OSO, Wash., -- Eight people are now confirmed dead after a massive landslide slammed into homes in Snohomish County.
Snohomish County Fire District 21 Chief Travis Hots said crews were able to get in on foot.
"We didn't see or hear any signs of life out there today so of course that's very disappointing to all of our emegency responders here on the scene," he said.
As family members waited for word on their missing loved ones, Gov. Jay Inslee assured them that there is a full scale rescue effort ongoing.
Inslee flew over the site of the devastation on Sunday afternoon and said at an afternoon press conference that the slide is "10 times more devastating" when you see it in person.
The debris wall is 1.5 miles across and 15-20 feet deep in some places.
History: What led to the Oso slide
Inslee said there is a full scale, aggressive rescue effort ongoing. “Every human possibility is being explored to rescue people,” he said.
Caroline Neal's 52-year-old father Steven is a plumber who took a service call Saturday morning to install a hot water heater on Steelhead Drive.
"My dad is a quick thinker and he is someone who takes action in an emergency. If he had any warning at all, we just have to think he is somewhere and he's safe and they just can't reach him right now," she said.
The Governor declared a state of emergency and late Saturday night and on Sunday said he is talking with FEMA about a federal disaster declaration.
Sen. Patty Murray said her office is working closely with Gov. Inslee and emergency responders to provide assistance.
"In the coming days and weeks, I will continue to be briefed on all state and local response efforts, and if federal assistance is required, I will ensure that Washington state gets all the federal resources it needs," she said.
The wife and son of the man who was helping her dad on that job were comforted by Governor Jay Inslee when he heard the news that 66-year-old Bill Welsh, like Steven Neal, is missing.
Photos: Devastating Washington landslide
Hots said the number of missing is fluid and could change because some people may have been in cars and on roads when the slide hit just before 11 a.m. Saturday.
Authorities say the slide wiped out one neighborhood of 28 to 30 homes.
As authorities tried to determine how to get responders on the ground safely, helicopters were flying over the area looking for people who may have been able to get out on their own.
The slide blocked the north fork of the Stillaguamish River.
People downstream from the blockage were advised to evacuate Saturday night but the evacuation recommendation was lifted Sunday because it didn’t appear that there would be a massive breach all at once, rather it is beginning to trickle out.
First responders in Snohomish County called it the worst slide, the worst natural disaster, they've seen in decades.
"Think back to what Mount St. Helens and Toutle River looked like -- and that's what we're looking at," said Rodney Rochon of the Snohomish County Sheriff's Office.
Shelters were set up at Post Middle School in Arlington and the Darrington Cummunity Center. The Red Cross is assisting.

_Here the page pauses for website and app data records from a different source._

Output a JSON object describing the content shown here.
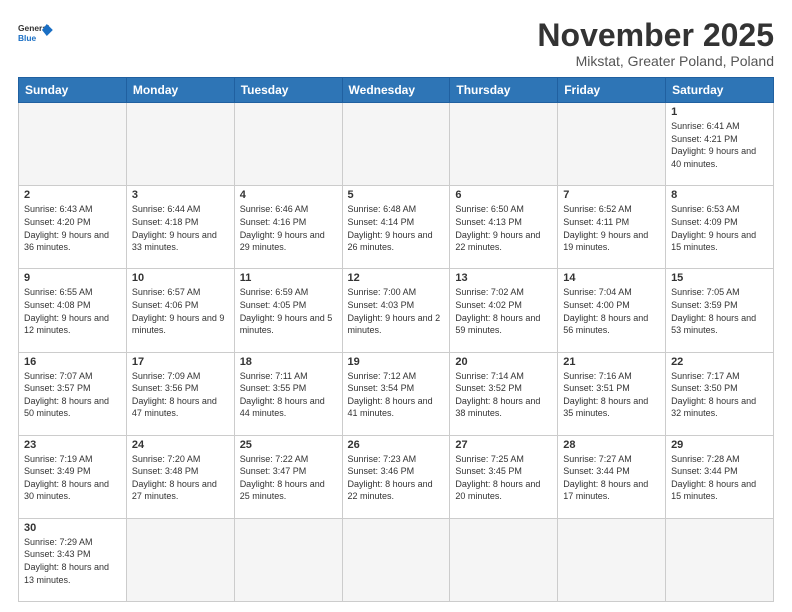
{
  "header": {
    "logo_general": "General",
    "logo_blue": "Blue",
    "month": "November 2025",
    "location": "Mikstat, Greater Poland, Poland"
  },
  "weekdays": [
    "Sunday",
    "Monday",
    "Tuesday",
    "Wednesday",
    "Thursday",
    "Friday",
    "Saturday"
  ],
  "days": {
    "1": {
      "sunrise": "6:41 AM",
      "sunset": "4:21 PM",
      "daylight": "9 hours and 40 minutes."
    },
    "2": {
      "sunrise": "6:43 AM",
      "sunset": "4:20 PM",
      "daylight": "9 hours and 36 minutes."
    },
    "3": {
      "sunrise": "6:44 AM",
      "sunset": "4:18 PM",
      "daylight": "9 hours and 33 minutes."
    },
    "4": {
      "sunrise": "6:46 AM",
      "sunset": "4:16 PM",
      "daylight": "9 hours and 29 minutes."
    },
    "5": {
      "sunrise": "6:48 AM",
      "sunset": "4:14 PM",
      "daylight": "9 hours and 26 minutes."
    },
    "6": {
      "sunrise": "6:50 AM",
      "sunset": "4:13 PM",
      "daylight": "9 hours and 22 minutes."
    },
    "7": {
      "sunrise": "6:52 AM",
      "sunset": "4:11 PM",
      "daylight": "9 hours and 19 minutes."
    },
    "8": {
      "sunrise": "6:53 AM",
      "sunset": "4:09 PM",
      "daylight": "9 hours and 15 minutes."
    },
    "9": {
      "sunrise": "6:55 AM",
      "sunset": "4:08 PM",
      "daylight": "9 hours and 12 minutes."
    },
    "10": {
      "sunrise": "6:57 AM",
      "sunset": "4:06 PM",
      "daylight": "9 hours and 9 minutes."
    },
    "11": {
      "sunrise": "6:59 AM",
      "sunset": "4:05 PM",
      "daylight": "9 hours and 5 minutes."
    },
    "12": {
      "sunrise": "7:00 AM",
      "sunset": "4:03 PM",
      "daylight": "9 hours and 2 minutes."
    },
    "13": {
      "sunrise": "7:02 AM",
      "sunset": "4:02 PM",
      "daylight": "8 hours and 59 minutes."
    },
    "14": {
      "sunrise": "7:04 AM",
      "sunset": "4:00 PM",
      "daylight": "8 hours and 56 minutes."
    },
    "15": {
      "sunrise": "7:05 AM",
      "sunset": "3:59 PM",
      "daylight": "8 hours and 53 minutes."
    },
    "16": {
      "sunrise": "7:07 AM",
      "sunset": "3:57 PM",
      "daylight": "8 hours and 50 minutes."
    },
    "17": {
      "sunrise": "7:09 AM",
      "sunset": "3:56 PM",
      "daylight": "8 hours and 47 minutes."
    },
    "18": {
      "sunrise": "7:11 AM",
      "sunset": "3:55 PM",
      "daylight": "8 hours and 44 minutes."
    },
    "19": {
      "sunrise": "7:12 AM",
      "sunset": "3:54 PM",
      "daylight": "8 hours and 41 minutes."
    },
    "20": {
      "sunrise": "7:14 AM",
      "sunset": "3:52 PM",
      "daylight": "8 hours and 38 minutes."
    },
    "21": {
      "sunrise": "7:16 AM",
      "sunset": "3:51 PM",
      "daylight": "8 hours and 35 minutes."
    },
    "22": {
      "sunrise": "7:17 AM",
      "sunset": "3:50 PM",
      "daylight": "8 hours and 32 minutes."
    },
    "23": {
      "sunrise": "7:19 AM",
      "sunset": "3:49 PM",
      "daylight": "8 hours and 30 minutes."
    },
    "24": {
      "sunrise": "7:20 AM",
      "sunset": "3:48 PM",
      "daylight": "8 hours and 27 minutes."
    },
    "25": {
      "sunrise": "7:22 AM",
      "sunset": "3:47 PM",
      "daylight": "8 hours and 25 minutes."
    },
    "26": {
      "sunrise": "7:23 AM",
      "sunset": "3:46 PM",
      "daylight": "8 hours and 22 minutes."
    },
    "27": {
      "sunrise": "7:25 AM",
      "sunset": "3:45 PM",
      "daylight": "8 hours and 20 minutes."
    },
    "28": {
      "sunrise": "7:27 AM",
      "sunset": "3:44 PM",
      "daylight": "8 hours and 17 minutes."
    },
    "29": {
      "sunrise": "7:28 AM",
      "sunset": "3:44 PM",
      "daylight": "8 hours and 15 minutes."
    },
    "30": {
      "sunrise": "7:29 AM",
      "sunset": "3:43 PM",
      "daylight": "8 hours and 13 minutes."
    }
  }
}
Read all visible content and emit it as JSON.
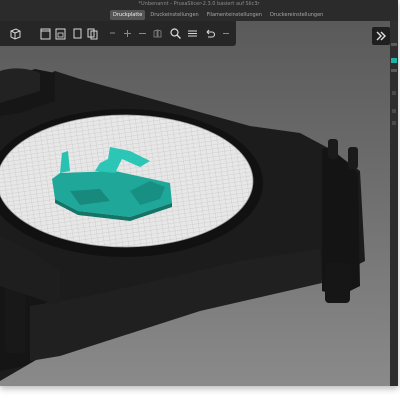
{
  "window": {
    "title": "*Unbenannt - PrusaSlicer-2.3.0 basiert auf Slic3r"
  },
  "tabs": [
    {
      "label": "Druckplatte",
      "active": true
    },
    {
      "label": "Druckeinstellungen",
      "active": false
    },
    {
      "label": "Filamenteinstellungen",
      "active": false
    },
    {
      "label": "Druckereinstellungen",
      "active": false
    }
  ],
  "toolbar": {
    "tools": [
      "add-object-icon",
      "delete-icon",
      "delete-all-icon",
      "arrange-icon",
      "copy-icon",
      "paste-icon",
      "add-instance-icon",
      "remove-instance-icon",
      "split-objects-icon",
      "split-parts-icon",
      "search-icon",
      "layer-editing-icon",
      "undo-icon",
      "redo-icon"
    ]
  },
  "colors": {
    "model": "#1fa899",
    "bed_surface": "#e7e7e7",
    "bed_grid": "#b9b9b9",
    "printer_frame": "#1c1c1c",
    "background_top": "#5a5a5a",
    "background_bottom": "#8a8a8a",
    "accent": "#1fb0a4"
  }
}
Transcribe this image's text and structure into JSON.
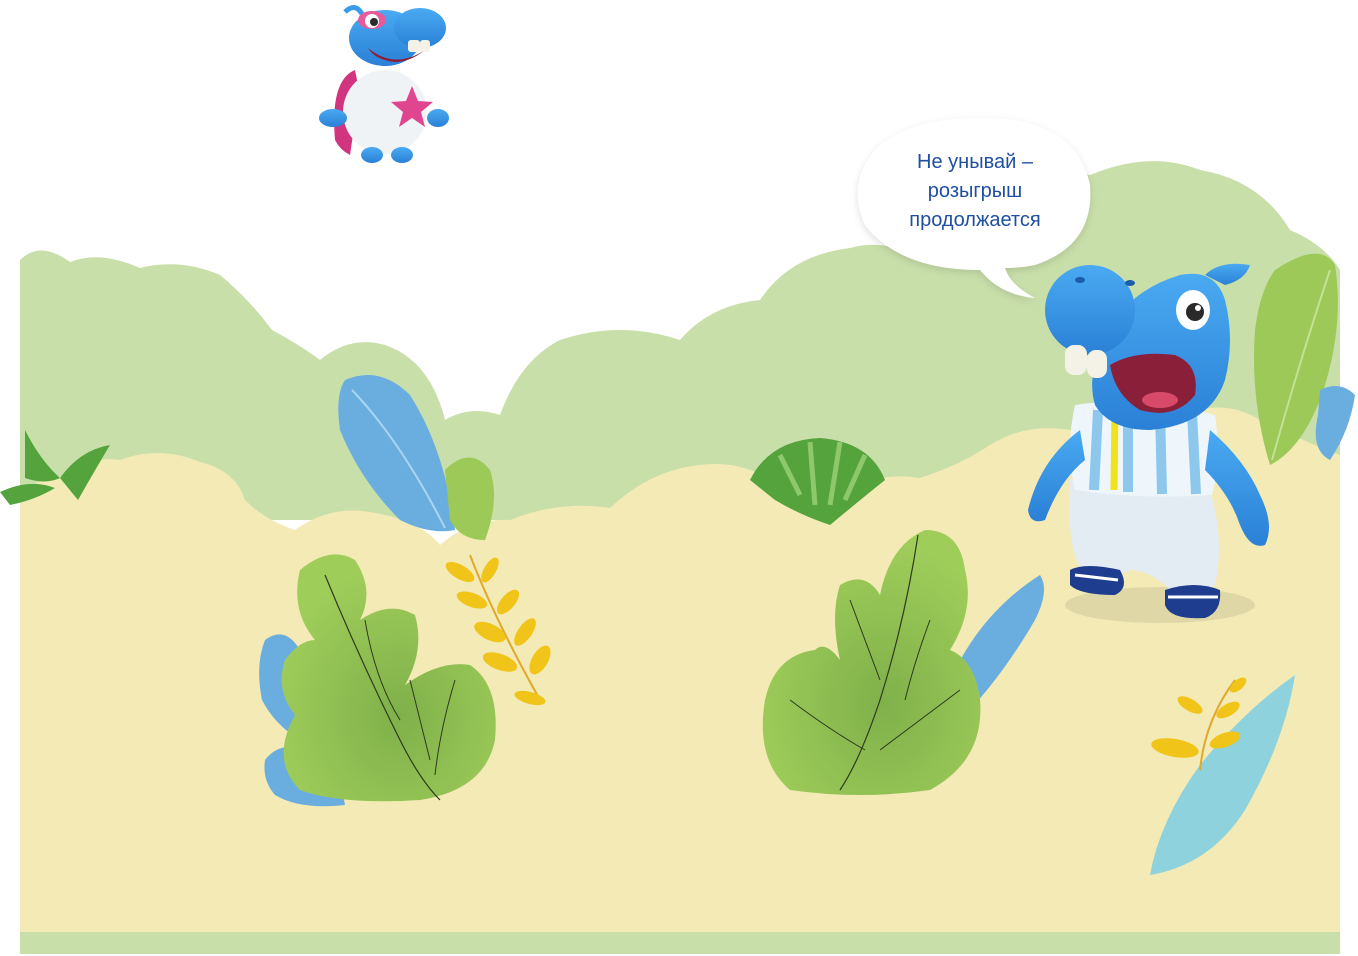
{
  "speech_bubble": {
    "lines": [
      "Не унывай –",
      "розыгрыш",
      "продолжается"
    ]
  },
  "characters": {
    "flying_hippo": {
      "description_icon": "hippo-hero-icon",
      "star_color": "#e0468f"
    },
    "standing_hippo": {
      "description_icon": "hippo-football-icon"
    }
  },
  "colors": {
    "back_bushes": "#c9dfaa",
    "ground": "#f3eab5",
    "ground_bottom_strip": "#c9dfaa",
    "leaf_green": "#9cc957",
    "leaf_blue": "#6aaee0",
    "leaf_yellow": "#f0c419",
    "hippo_blue": "#3a9bea",
    "bubble_text": "#1f4fa0"
  }
}
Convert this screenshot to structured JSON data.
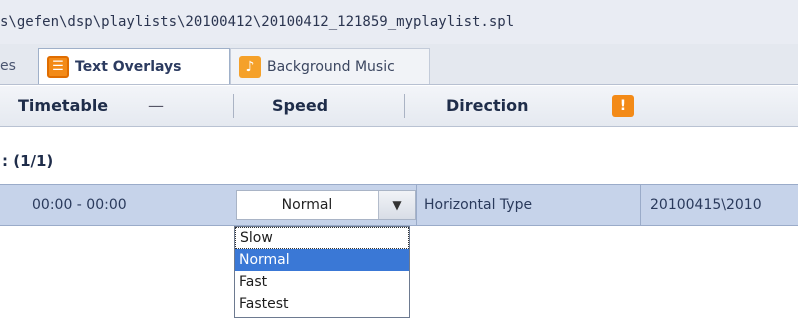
{
  "path_bar": {
    "text": "s\\gefen\\dsp\\playlists\\20100412\\20100412_121859_myplaylist.spl"
  },
  "tabs": [
    {
      "label": "es",
      "icon": ""
    },
    {
      "label": "Text Overlays",
      "icon": "text-overlay-icon"
    },
    {
      "label": "Background Music",
      "icon": "music-icon"
    }
  ],
  "header": {
    "timetable": "Timetable",
    "dash": "—",
    "speed": "Speed",
    "direction": "Direction",
    "icon_name": "add-overlay-icon"
  },
  "group": {
    "label": ": (1/1)"
  },
  "row": {
    "time": "00:00 - 00:00",
    "speed": "Normal",
    "direction": "Horizontal Type",
    "file": "20100415\\2010"
  },
  "speed_dropdown": {
    "options": [
      "Slow",
      "Normal",
      "Fast",
      "Fastest"
    ],
    "selected": "Normal"
  },
  "colors": {
    "accent_orange": "#f38a17",
    "selected_row": "#c6d3ea",
    "option_highlight": "#3a78d6"
  }
}
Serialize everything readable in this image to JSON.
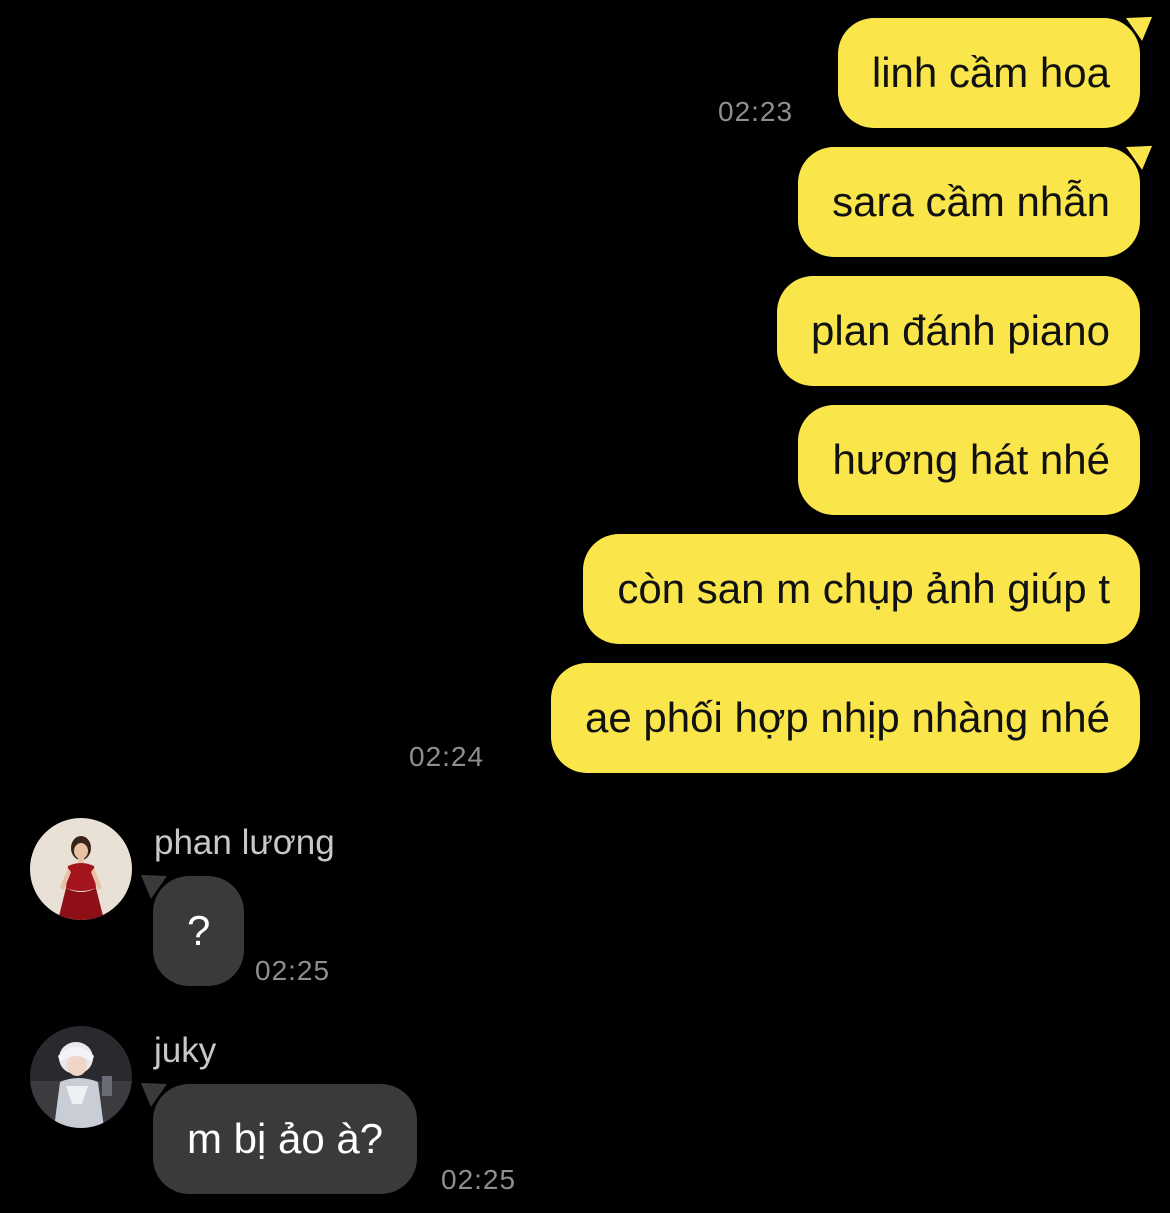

More than 100 first responders converged on the scene, including those from Washington State Patrol, Department of Transportation, Department of Emergency Management, US Navy, Snohomish County Sheriff’s Office and most all of the fire department agencies in north Snohomish County.
WSDOT said Sunday SR 530 is blocked indefinitely and they are working with Snohomish County to open the Mountain Loop Highway as an alternate route for people to get around the slide. They will be using a snow blower and Snohomish County is using a grader to clear the road of snow but there is no estimate on how long that will take.
The Darrington School District said there would be no school Monday and classes won't start until 10:15 on Tuesday. Wednesday through Friday, schools will be on an early release schedule.